It seems everybody either loves or hates President George W. Bush. This division, apparent all over America, is the central theme to “Dear George: Letters to the President,” which was performed to marginal success Oct. 30 at Out North. Although it succeeded in demonstrating the deep division felt in our country, it fell short on its stated goal of creating “a contemporary portrait of America.”

“Dear George,” created by Marcus Woollen, is a compilation of open letters written to Bush by Americans from all walks of life. The action of the play is four actors sitting onstage and reading the letters. The project is ambitious, if not particularly engaging. The purpose of this is to give the audience a feel of the social fabric of the nation as a whole, which the play achieves to a moderate extent.

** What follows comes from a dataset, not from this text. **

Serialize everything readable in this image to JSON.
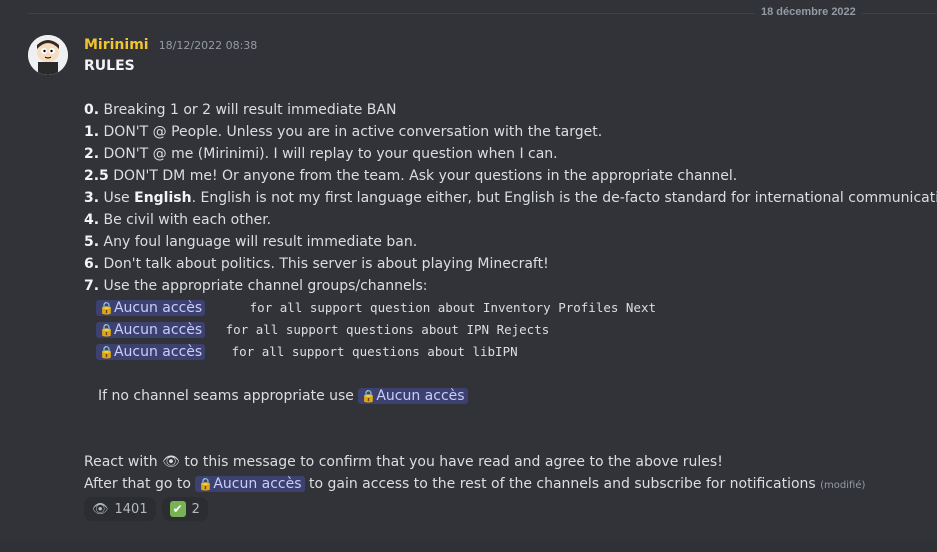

The play gives roughly equal time to both Bush supporters and detractors, but gives almost no time to those in the middle. While this starkly demonstrates the polarization of our nation at present, I couldn’t help thinking the play makes the audience feel the country is more divided than it actually might be.

The cast gives a good effort at portraying the many different people who wrote the letters, but the results were lacking. Most of the actors had two primary portrayals, pro-Bush and anti-Bush, although there were a few memorable characters, such as the sarcastically helpless old lady (Joyce Lanine) and the lonely soldier’s wife (Whitney Lieberman). Sadly, a wide spectrum of characterization never materialized. This is unfortunate, since there was great potential to experience a broad range of people throughout America. As is made clear early in the piece, letters reveal more about the writer than the recipient, and while we might not have gotten a feel for the country as a whole, we could have at least felt we had met a great deal of interesting individuals.

The play covers many subjects, from Iraq and the Sept. 11 terrorist attacks to the economy and religion, and in this aspect enjoys the most significance. By hearing opposite points of view on many of today’s most important issues, we are moved to discuss and debate them, which is another of the plays stated goals. Still, it would have been nice if the letters contained more convincing arguments, rather than simple Bush bashing (name-calling is not convincing) and fear-mongering rhetoric (sorry, but anyone who advocates killing children creeps me out). In other words, the production encourages debate on subjects, but doesn’t go far enough to convince you of their opinion if you didn’t previously hold it.

Upon reflection of the play, a letter that focuses on Bush’s famous smirk comes to mind. The writer explains both Bush’s proponents and detractors see in his smirk what they want to see. Such is the nature of this play. It’s not going to change any minds, but it will help delineate and clarify whatever beliefs you already have.